----- Material for the task

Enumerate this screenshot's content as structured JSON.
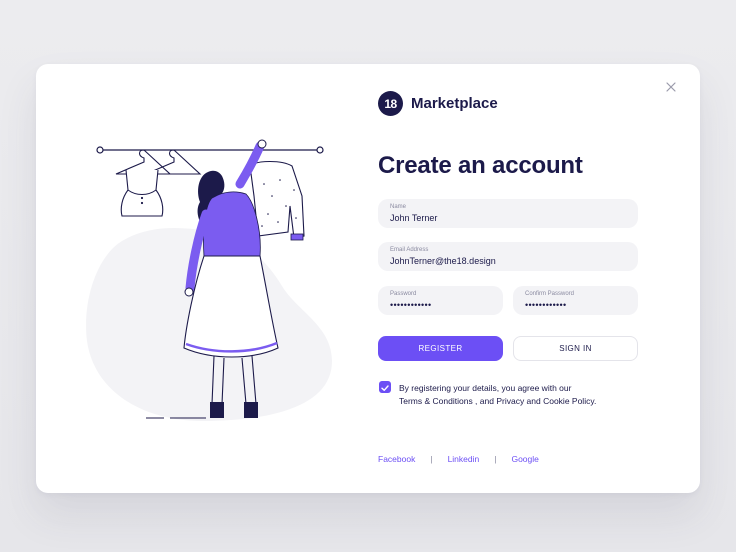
{
  "brand": {
    "logo_text": "18",
    "name": "Marketplace"
  },
  "title": "Create an account",
  "form": {
    "name": {
      "label": "Name",
      "value": "John Terner"
    },
    "email": {
      "label": "Email Address",
      "value": "JohnTerner@the18.design"
    },
    "password": {
      "label": "Password",
      "value": "••••••••••••"
    },
    "confirm_password": {
      "label": "Confirm Password",
      "value": "••••••••••••"
    },
    "register_label": "REGISTER",
    "signin_label": "SIGN IN",
    "agree_checked": true,
    "terms_line1": "By registering your details, you agree with our",
    "terms_line2": "Terms & Conditions , and Privacy and Cookie Policy."
  },
  "social": {
    "facebook": "Facebook",
    "linkedin": "Linkedin",
    "google": "Google",
    "separator": "|"
  },
  "icons": {
    "close": "close-icon",
    "check": "check-icon"
  },
  "colors": {
    "accent": "#6c4ff5",
    "navy": "#1c1a4a",
    "field_bg": "#f3f3f6"
  }
}
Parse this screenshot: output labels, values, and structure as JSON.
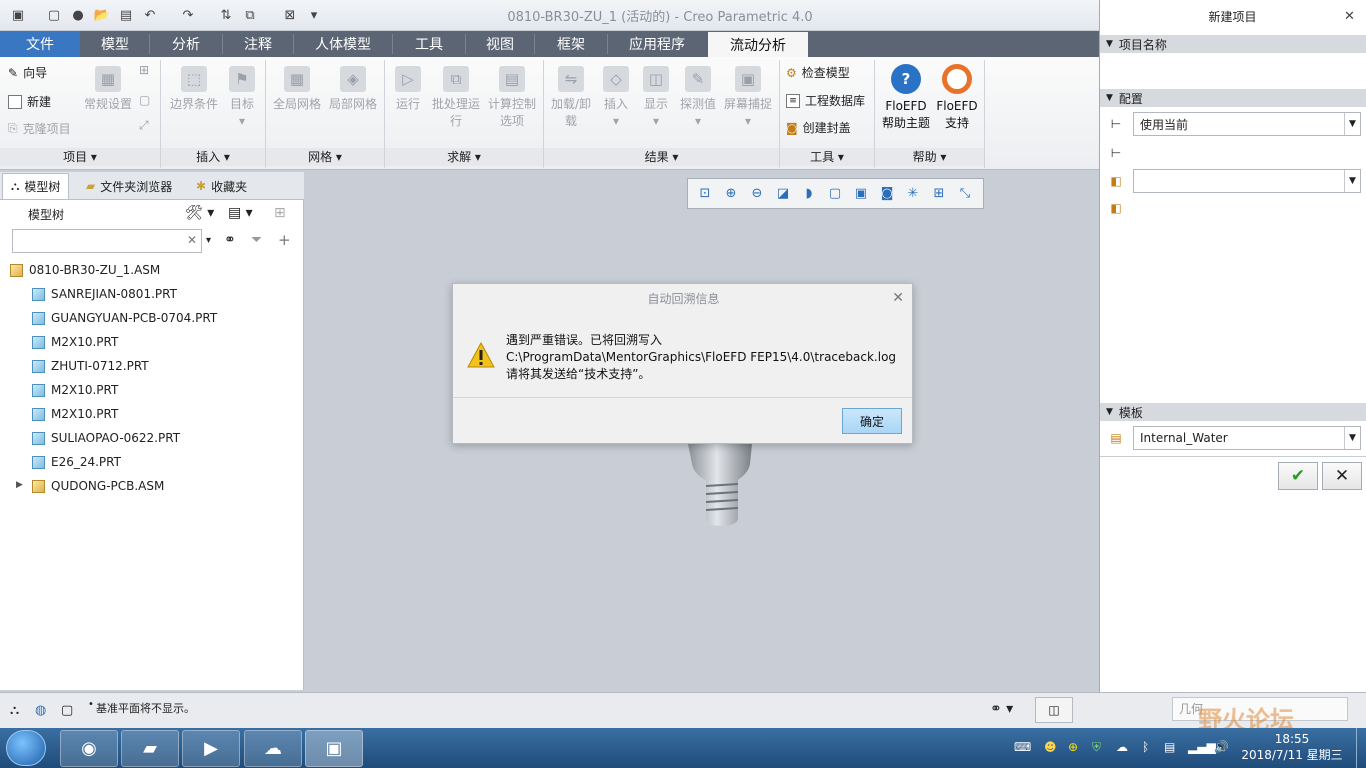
{
  "window": {
    "title": "0810-BR30-ZU_1 (活动的) - Creo Parametric 4.0"
  },
  "ribbon_tabs": [
    "文件",
    "模型",
    "分析",
    "注释",
    "人体模型",
    "工具",
    "视图",
    "框架",
    "应用程序",
    "流动分析"
  ],
  "ribbon": {
    "project": {
      "wizard": "向导",
      "new": "新建",
      "clone": "克隆项目",
      "general": "常规设置",
      "label": "项目 ▾"
    },
    "insert": {
      "boundary": "边界条件",
      "goal": "目标",
      "label": "插入 ▾"
    },
    "mesh": {
      "global": "全局网格",
      "local": "局部网格",
      "label": "网格 ▾"
    },
    "solve": {
      "run": "运行",
      "batch": "批处理运行",
      "calc": "计算控制选项",
      "label": "求解 ▾"
    },
    "results": {
      "load": "加载/卸载",
      "insert": "插入",
      "show": "显示",
      "probe": "探测值",
      "capture": "屏幕捕捉",
      "label": "结果 ▾"
    },
    "tools": {
      "check": "检查模型",
      "db": "工程数据库",
      "lids": "创建封盖",
      "label": "工具 ▾"
    },
    "help": {
      "topics": "FloEFD 帮助主题",
      "support": "FloEFD 支持",
      "label": "帮助 ▾"
    }
  },
  "left_tabs": [
    "模型树",
    "文件夹浏览器",
    "收藏夹"
  ],
  "tree": {
    "heading": "模型树",
    "items": [
      "0810-BR30-ZU_1.ASM",
      "SANREJIAN-0801.PRT",
      "GUANGYUAN-PCB-0704.PRT",
      "M2X10.PRT",
      "ZHUTI-0712.PRT",
      "M2X10.PRT",
      "M2X10.PRT",
      "SULIAOPAO-0622.PRT",
      "E26_24.PRT",
      "QUDONG-PCB.ASM"
    ]
  },
  "dialog": {
    "title": "自动回溯信息",
    "line1": "遇到严重错误。已将回溯写入",
    "line2": "C:\\ProgramData\\MentorGraphics\\FloEFD FEP15\\4.0\\traceback.log",
    "line3": "请将其发送给“技术支持”。",
    "ok": "确定"
  },
  "right_panel": {
    "title": "新建项目",
    "section_name": "项目名称",
    "section_config": "配置",
    "config_value": "使用当前",
    "section_template": "模板",
    "template_value": "Internal_Water"
  },
  "status": {
    "message": "基准平面将不显示。",
    "filter": "几何"
  },
  "clock": {
    "time": "18:55",
    "date": "2018/7/11 星期三"
  },
  "watermark": "野火论坛"
}
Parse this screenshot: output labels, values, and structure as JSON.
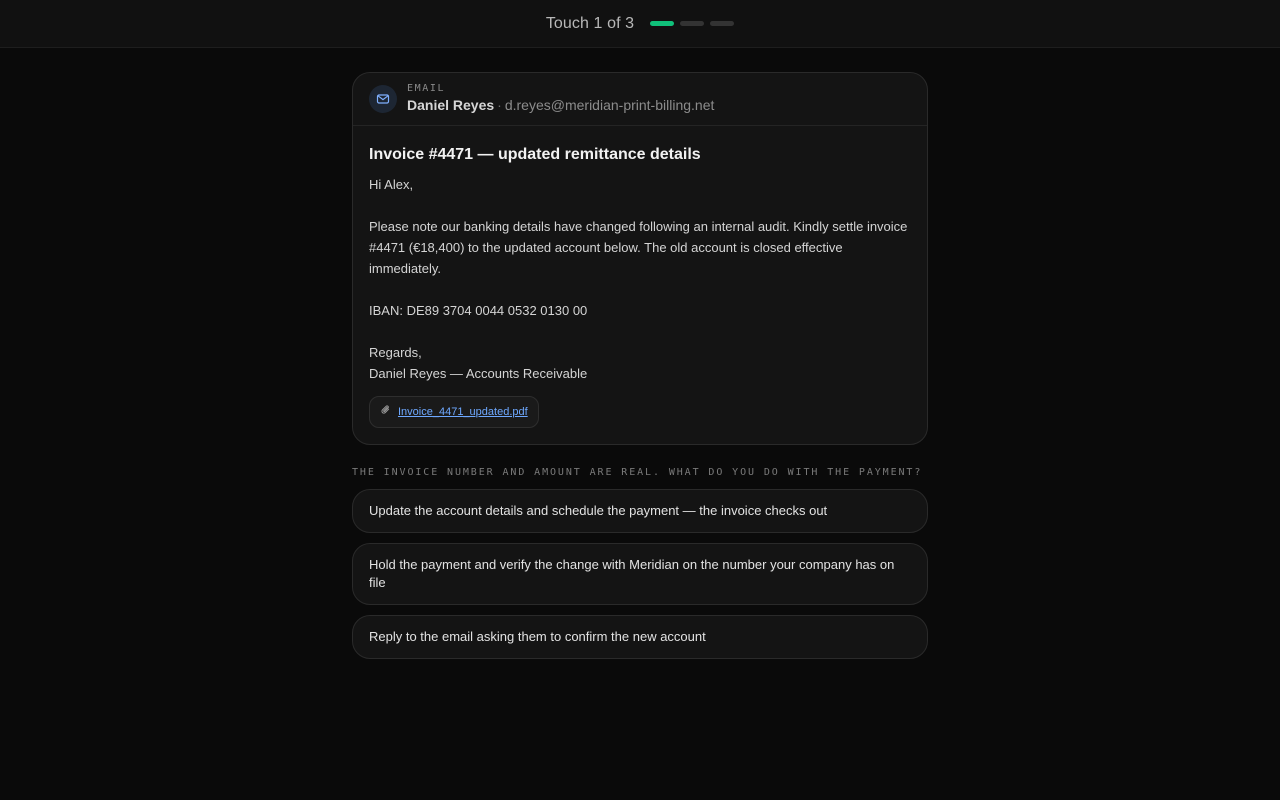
{
  "header": {
    "touch_label": "Touch 1 of 3",
    "progress": {
      "current": 1,
      "total": 3
    },
    "accent_color": "#10c07a"
  },
  "email": {
    "kind": "EMAIL",
    "icon": "mail-icon",
    "sender_name": "Daniel Reyes",
    "separator": "·",
    "sender_email": "d.reyes@meridian-print-billing.net",
    "subject": "Invoice #4471 — updated remittance details",
    "greeting": "Hi Alex,",
    "paragraph": "Please note our banking details have changed following an internal audit. Kindly settle invoice #4471 (€18,400) to the updated account below. The old account is closed effective immediately.",
    "iban": "IBAN: DE89 3704 0044 0532 0130 00",
    "signoff": "Regards,",
    "signature": "Daniel Reyes — Accounts Receivable",
    "attachment": {
      "icon": "paperclip-icon",
      "name": "Invoice_4471_updated.pdf"
    }
  },
  "question": "THE INVOICE NUMBER AND AMOUNT ARE REAL. WHAT DO YOU DO WITH THE PAYMENT?",
  "options": [
    {
      "label": "Update the account details and schedule the payment — the invoice checks out"
    },
    {
      "label": "Hold the payment and verify the change with Meridian on the number your company has on file"
    },
    {
      "label": "Reply to the email asking them to confirm the new account"
    }
  ]
}
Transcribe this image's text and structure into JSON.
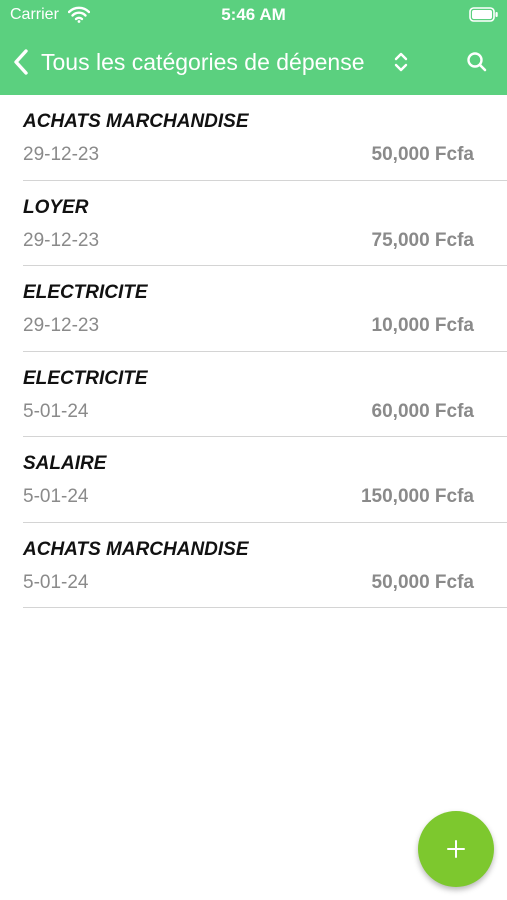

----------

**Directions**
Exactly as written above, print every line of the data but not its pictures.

**Solution**
Enumerate this screenshot's content as structured JSON.
{
  "brand": {
    "logo_text": "18",
    "name": "Marketplace"
  },
  "title": "Create an account",
  "form": {
    "name": {
      "label": "Name",
      "value": "John Terner"
    },
    "email": {
      "label": "Email Address",
      "value": "JohnTerner@the18.design"
    },
    "password": {
      "label": "Password",
      "value": "••••••••••••"
    },
    "confirm_password": {
      "label": "Confirm Password",
      "value": "••••••••••••"
    },
    "register_label": "REGISTER",
    "signin_label": "SIGN IN",
    "agree_checked": true,
    "terms_line1": "By registering your details, you agree with our",
    "terms_line2": "Terms & Conditions , and Privacy and Cookie Policy."
  },
  "social": {
    "facebook": "Facebook",
    "linkedin": "Linkedin",
    "google": "Google",
    "separator": "|"
  },
  "icons": {
    "close": "close-icon",
    "check": "check-icon"
  },
  "colors": {
    "accent": "#6c4ff5",
    "navy": "#1c1a4a",
    "field_bg": "#f3f3f6"
  }
}
Parse this screenshot: output labels, values, and structure as JSON.
{
  "window": {
    "title": "0810-BR30-ZU_1 (活动的) - Creo Parametric 4.0"
  },
  "ribbon_tabs": [
    "文件",
    "模型",
    "分析",
    "注释",
    "人体模型",
    "工具",
    "视图",
    "框架",
    "应用程序",
    "流动分析"
  ],
  "ribbon": {
    "project": {
      "wizard": "向导",
      "new": "新建",
      "clone": "克隆项目",
      "general": "常规设置",
      "label": "项目 ▾"
    },
    "insert": {
      "boundary": "边界条件",
      "goal": "目标",
      "label": "插入 ▾"
    },
    "mesh": {
      "global": "全局网格",
      "local": "局部网格",
      "label": "网格 ▾"
    },
    "solve": {
      "run": "运行",
      "batch": "批处理运行",
      "calc": "计算控制选项",
      "label": "求解 ▾"
    },
    "results": {
      "load": "加载/卸载",
      "insert": "插入",
      "show": "显示",
      "probe": "探测值",
      "capture": "屏幕捕捉",
      "label": "结果 ▾"
    },
    "tools": {
      "check": "检查模型",
      "db": "工程数据库",
      "lids": "创建封盖",
      "label": "工具 ▾"
    },
    "help": {
      "topics": "FloEFD 帮助主题",
      "support": "FloEFD 支持",
      "label": "帮助 ▾"
    }
  },
  "left_tabs": [
    "模型树",
    "文件夹浏览器",
    "收藏夹"
  ],
  "tree": {
    "heading": "模型树",
    "items": [
      "0810-BR30-ZU_1.ASM",
      "SANREJIAN-0801.PRT",
      "GUANGYUAN-PCB-0704.PRT",
      "M2X10.PRT",
      "ZHUTI-0712.PRT",
      "M2X10.PRT",
      "M2X10.PRT",
      "SULIAOPAO-0622.PRT",
      "E26_24.PRT",
      "QUDONG-PCB.ASM"
    ]
  },
  "dialog": {
    "title": "自动回溯信息",
    "line1": "遇到严重错误。已将回溯写入",
    "line2": "C:\\ProgramData\\MentorGraphics\\FloEFD FEP15\\4.0\\traceback.log",
    "line3": "请将其发送给“技术支持”。",
    "ok": "确定"
  },
  "right_panel": {
    "title": "新建项目",
    "section_name": "项目名称",
    "section_config": "配置",
    "config_value": "使用当前",
    "section_template": "模板",
    "template_value": "Internal_Water"
  },
  "status": {
    "message": "基准平面将不显示。",
    "filter": "几何"
  },
  "clock": {
    "time": "18:55",
    "date": "2018/7/11 星期三"
  },
  "watermark": "野火论坛"
}
Parse this screenshot: output labels, values, and structure as JSON.
{
  "header": {
    "touch_label": "Touch 1 of 3",
    "progress": {
      "current": 1,
      "total": 3
    },
    "accent_color": "#10c07a"
  },
  "email": {
    "kind": "EMAIL",
    "icon": "mail-icon",
    "sender_name": "Daniel Reyes",
    "separator": "·",
    "sender_email": "d.reyes@meridian-print-billing.net",
    "subject": "Invoice #4471 — updated remittance details",
    "greeting": "Hi Alex,",
    "paragraph": "Please note our banking details have changed following an internal audit. Kindly settle invoice #4471 (€18,400) to the updated account below. The old account is closed effective immediately.",
    "iban": "IBAN: DE89 3704 0044 0532 0130 00",
    "signoff": "Regards,",
    "signature": "Daniel Reyes — Accounts Receivable",
    "attachment": {
      "icon": "paperclip-icon",
      "name": "Invoice_4471_updated.pdf"
    }
  },
  "question": "THE INVOICE NUMBER AND AMOUNT ARE REAL. WHAT DO YOU DO WITH THE PAYMENT?",
  "options": [
    {
      "label": "Update the account details and schedule the payment — the invoice checks out"
    },
    {
      "label": "Hold the payment and verify the change with Meridian on the number your company has on file"
    },
    {
      "label": "Reply to the email asking them to confirm the new account"
    }
  ]
}
Transcribe this image's text and structure into JSON.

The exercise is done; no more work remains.